_The task:_
Show, from the records below, all lines that contain the word "name".

Element data from apps and pages
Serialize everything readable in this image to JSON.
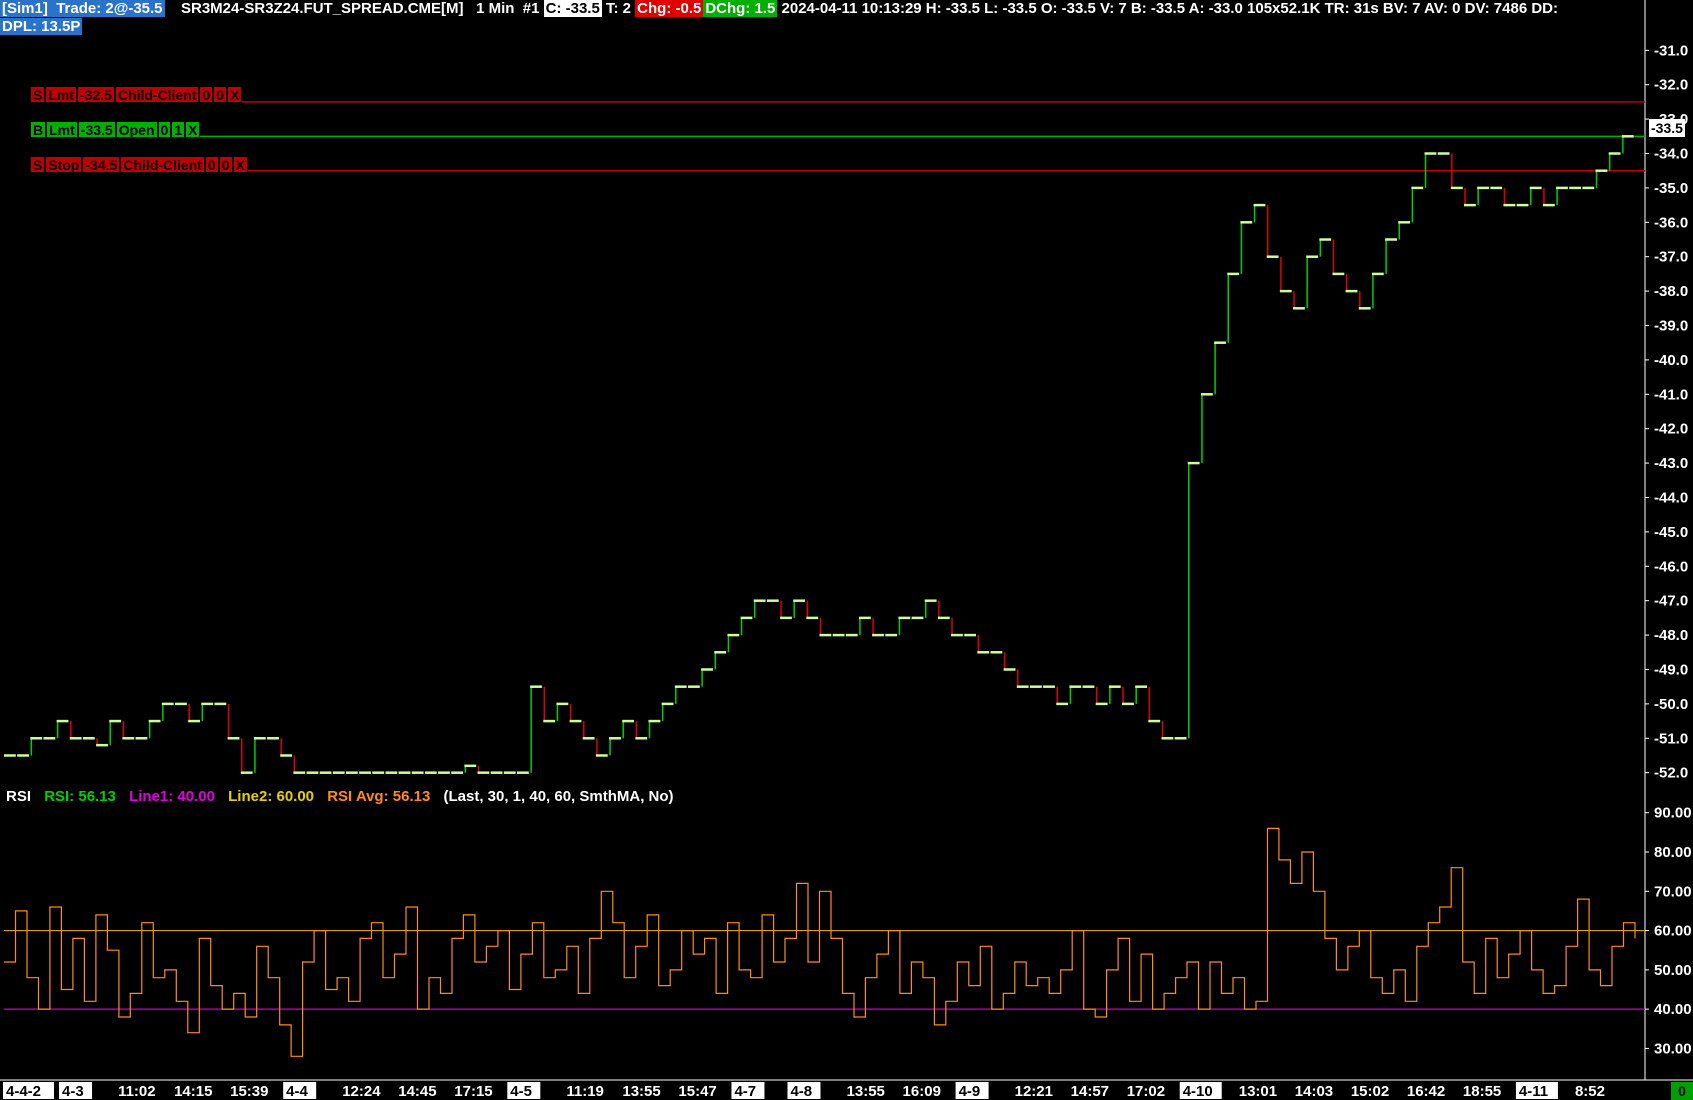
{
  "header": {
    "sim": "[Sim1]",
    "trade": "Trade: 2@-35.5",
    "symbol": "SR3M24-SR3Z24.FUT_SPREAD.CME[M]",
    "interval": "1 Min",
    "chart_num": "#1",
    "close": "C: -33.5",
    "ticks": "T: 2",
    "chg": "Chg: -0.5",
    "dchg": "DChg: 1.5",
    "stats": "2024-04-11 10:13:29 H: -33.5 L: -33.5 O: -33.5 V: 7 B: -33.5 A: -33.0 105x52.1K TR: 31s BV: 7 AV: 0 DV: 7486 DD:",
    "dpl": "DPL: 13.5P"
  },
  "orders": [
    {
      "parts": [
        "S",
        "Lmt",
        "-32.5",
        "Child-Client",
        "0",
        "0",
        "X"
      ],
      "side": "sell",
      "price": -32.5
    },
    {
      "parts": [
        "B",
        "Lmt",
        "-33.5",
        "Open",
        "0",
        "1",
        "X"
      ],
      "side": "buy",
      "price": -33.5
    },
    {
      "parts": [
        "S",
        "Stop",
        "-34.5",
        "Child-Client",
        "0",
        "0",
        "X"
      ],
      "side": "sell",
      "price": -34.5
    }
  ],
  "current_price_label": "-33.5",
  "indicator": {
    "name": "RSI",
    "rsi": "RSI: 56.13",
    "line1": "Line1: 40.00",
    "line2": "Line2: 60.00",
    "rsi_avg": "RSI Avg: 56.13",
    "params": "(Last, 30, 1, 40, 60, SmthMA, No)"
  },
  "corner_value": "0",
  "colors": {
    "background": "#000000",
    "up_bar": "#00d000",
    "down_bar": "#e00000",
    "flat_bar": "#ccff99",
    "rsi": "#ff8c1a",
    "line1": "#cc00cc",
    "line2": "#d4a000",
    "sell_order": "#c00000",
    "buy_order": "#00b000"
  },
  "chart_data": [
    {
      "type": "line",
      "title": "SR3M24-SR3Z24.FUT_SPREAD.CME[M] 1 Min",
      "y_ticks": [
        "-31.0",
        "-32.0",
        "-33.0",
        "-34.0",
        "-35.0",
        "-36.0",
        "-37.0",
        "-38.0",
        "-39.0",
        "-40.0",
        "-41.0",
        "-42.0",
        "-43.0",
        "-44.0",
        "-45.0",
        "-46.0",
        "-47.0",
        "-48.0",
        "-49.0",
        "-50.0",
        "-51.0",
        "-52.0"
      ],
      "ylim": [
        -52.3,
        -30.7
      ],
      "x_tick_labels": [
        {
          "label": "4-4-2",
          "boxed": true
        },
        {
          "label": "4-3",
          "boxed": true
        },
        {
          "label": "11:02"
        },
        {
          "label": "14:15"
        },
        {
          "label": "15:39"
        },
        {
          "label": "4-4",
          "boxed": true
        },
        {
          "label": "12:24"
        },
        {
          "label": "14:45"
        },
        {
          "label": "17:15"
        },
        {
          "label": "4-5",
          "boxed": true
        },
        {
          "label": "11:19"
        },
        {
          "label": "13:55"
        },
        {
          "label": "15:47"
        },
        {
          "label": "4-7",
          "boxed": true
        },
        {
          "label": "4-8",
          "boxed": true
        },
        {
          "label": "13:55"
        },
        {
          "label": "16:09"
        },
        {
          "label": "4-9",
          "boxed": true
        },
        {
          "label": "12:21"
        },
        {
          "label": "14:57"
        },
        {
          "label": "17:02"
        },
        {
          "label": "4-10",
          "boxed": true
        },
        {
          "label": "13:01"
        },
        {
          "label": "14:03"
        },
        {
          "label": "15:02"
        },
        {
          "label": "16:42"
        },
        {
          "label": "18:55"
        },
        {
          "label": "4-11",
          "boxed": true
        },
        {
          "label": "8:52"
        }
      ],
      "series": [
        {
          "values": [
            -51.5,
            -51.5,
            -51.0,
            -51.0,
            -50.5,
            -51.0,
            -51.0,
            -51.2,
            -50.5,
            -51.0,
            -51.0,
            -50.5,
            -50.0,
            -50.0,
            -50.5,
            -50.0,
            -50.0,
            -51.0,
            -52.0,
            -51.0,
            -51.0,
            -51.5,
            -52.0,
            -52.0,
            -52.0,
            -52.0,
            -52.0,
            -52.0,
            -52.0,
            -52.0,
            -52.0,
            -52.0,
            -52.0,
            -52.0,
            -52.0,
            -51.8,
            -52.0,
            -52.0,
            -52.0,
            -52.0,
            -49.5,
            -50.5,
            -50.0,
            -50.5,
            -51.0,
            -51.5,
            -51.0,
            -50.5,
            -51.0,
            -50.5,
            -50.0,
            -49.5,
            -49.5,
            -49.0,
            -48.5,
            -48.0,
            -47.5,
            -47.0,
            -47.0,
            -47.5,
            -47.0,
            -47.5,
            -48.0,
            -48.0,
            -48.0,
            -47.5,
            -48.0,
            -48.0,
            -47.5,
            -47.5,
            -47.0,
            -47.5,
            -48.0,
            -48.0,
            -48.5,
            -48.5,
            -49.0,
            -49.5,
            -49.5,
            -49.5,
            -50.0,
            -49.5,
            -49.5,
            -50.0,
            -49.5,
            -50.0,
            -49.5,
            -50.5,
            -51.0,
            -51.0,
            -43.0,
            -41.0,
            -39.5,
            -37.5,
            -36.0,
            -35.5,
            -37.0,
            -38.0,
            -38.5,
            -37.0,
            -36.5,
            -37.5,
            -38.0,
            -38.5,
            -37.5,
            -36.5,
            -36.0,
            -35.0,
            -34.0,
            -34.0,
            -35.0,
            -35.5,
            -35.0,
            -35.0,
            -35.5,
            -35.5,
            -35.0,
            -35.5,
            -35.0,
            -35.0,
            -35.0,
            -34.5,
            -34.0,
            -33.5
          ]
        }
      ]
    },
    {
      "type": "line",
      "title": "RSI",
      "y_ticks": [
        "30.00",
        "40.00",
        "50.00",
        "60.00",
        "70.00",
        "80.00",
        "90.00"
      ],
      "ylim": [
        24,
        94
      ],
      "hlines": [
        {
          "name": "Line1",
          "value": 40
        },
        {
          "name": "Line2",
          "value": 60
        }
      ],
      "series": [
        {
          "name": "RSI",
          "values": [
            52,
            65,
            48,
            40,
            66,
            45,
            58,
            42,
            64,
            55,
            38,
            44,
            62,
            48,
            50,
            42,
            34,
            58,
            46,
            40,
            44,
            38,
            56,
            48,
            36,
            28,
            52,
            60,
            45,
            48,
            42,
            58,
            62,
            48,
            54,
            66,
            40,
            48,
            44,
            58,
            64,
            52,
            56,
            60,
            45,
            54,
            62,
            48,
            50,
            56,
            44,
            58,
            70,
            62,
            48,
            56,
            64,
            46,
            50,
            60,
            54,
            58,
            44,
            62,
            50,
            48,
            64,
            52,
            58,
            72,
            52,
            70,
            58,
            44,
            38,
            48,
            54,
            60,
            44,
            52,
            48,
            36,
            42,
            52,
            46,
            56,
            40,
            44,
            52,
            46,
            48,
            44,
            50,
            60,
            40,
            38,
            50,
            58,
            42,
            54,
            40,
            44,
            48,
            52,
            40,
            52,
            44,
            48,
            40,
            42,
            86,
            78,
            72,
            80,
            70,
            58,
            50,
            56,
            60,
            48,
            44,
            50,
            42,
            56,
            62,
            66,
            76,
            52,
            44,
            58,
            48,
            54,
            60,
            50,
            44,
            46,
            56,
            68,
            50,
            46,
            56,
            62,
            58
          ]
        }
      ]
    }
  ]
}
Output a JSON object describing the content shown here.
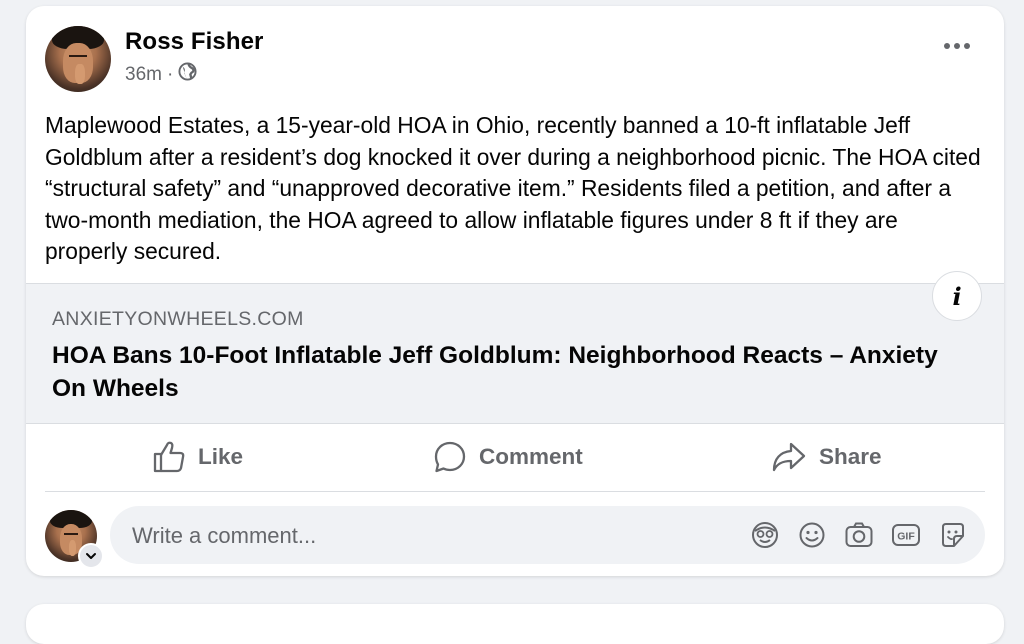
{
  "post": {
    "author": "Ross Fisher",
    "time": "36m",
    "separator": "·",
    "privacy_icon": "globe-icon",
    "text": "Maplewood Estates, a 15-year-old HOA in Ohio, recently banned a 10-ft inflatable Jeff Goldblum after a resident’s dog knocked it over during a neighborhood picnic. The HOA cited “structural safety” and “unapproved decorative item.” Residents filed a petition, and after a two-month mediation, the HOA agreed to allow inflatable figures under 8 ft if they are properly secured."
  },
  "link": {
    "domain": "ANXIETYONWHEELS.COM",
    "title": "HOA Bans 10-Foot Inflatable Jeff Goldblum: Neighborhood Reacts – Anxiety On Wheels",
    "info_glyph": "i"
  },
  "actions": {
    "like": "Like",
    "comment": "Comment",
    "share": "Share"
  },
  "comment_box": {
    "placeholder": "Write a comment..."
  },
  "colors": {
    "background": "#f0f2f5",
    "card": "#ffffff",
    "secondary_text": "#65676b",
    "primary_text": "#050505"
  }
}
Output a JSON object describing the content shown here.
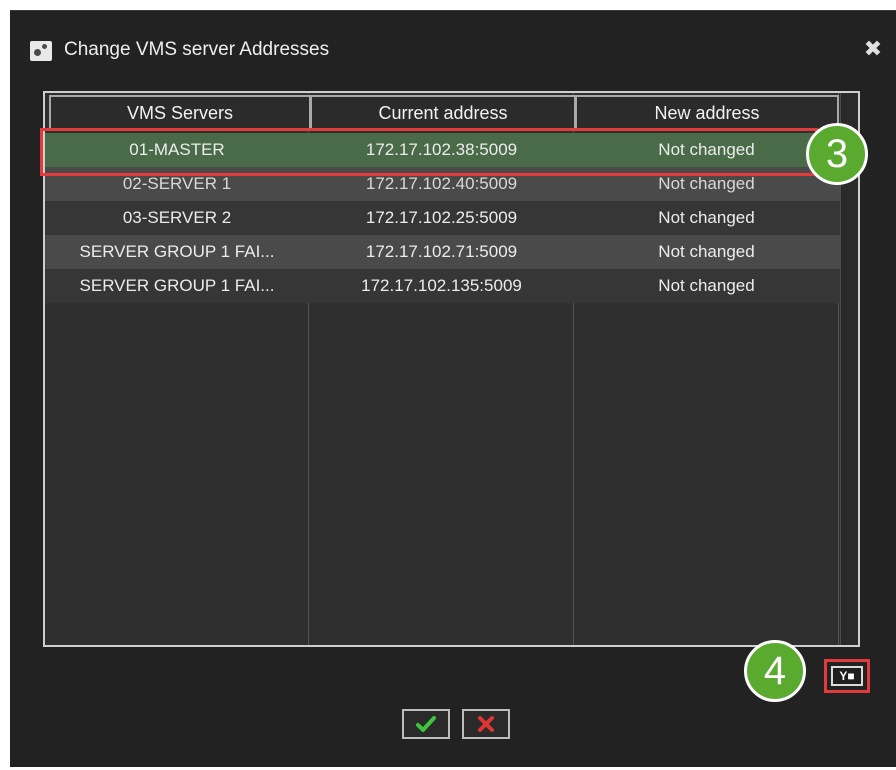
{
  "window": {
    "title": "Change VMS server Addresses",
    "close_glyph": "✖"
  },
  "table": {
    "headers": [
      "VMS Servers",
      "Current address",
      "New address"
    ],
    "rows": [
      {
        "server": "01-MASTER",
        "current": "172.17.102.38:5009",
        "new": "Not changed",
        "selected": true
      },
      {
        "server": "02-SERVER 1",
        "current": "172.17.102.40:5009",
        "new": "Not changed",
        "selected": false
      },
      {
        "server": "03-SERVER 2",
        "current": "172.17.102.25:5009",
        "new": "Not changed",
        "selected": false
      },
      {
        "server": "SERVER GROUP 1 FAI...",
        "current": "172.17.102.71:5009",
        "new": "Not changed",
        "selected": false
      },
      {
        "server": "SERVER GROUP 1 FAI...",
        "current": "172.17.102.135:5009",
        "new": "Not changed",
        "selected": false
      }
    ]
  },
  "callouts": [
    "3",
    "4"
  ],
  "edit_button": {
    "label": "Y■"
  },
  "buttons": {
    "ok_icon": "check-icon",
    "cancel_icon": "x-icon"
  },
  "colors": {
    "selected_row": "#4a6b48",
    "highlight": "#e23b3b",
    "callout": "#5aaa2f",
    "ok": "#3cc43c",
    "cancel": "#e03535"
  }
}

_Answer to this exercise:_
    "name": "RSI",
          "name": "Line1",
          "name": "Line2",
          "name": "RSI",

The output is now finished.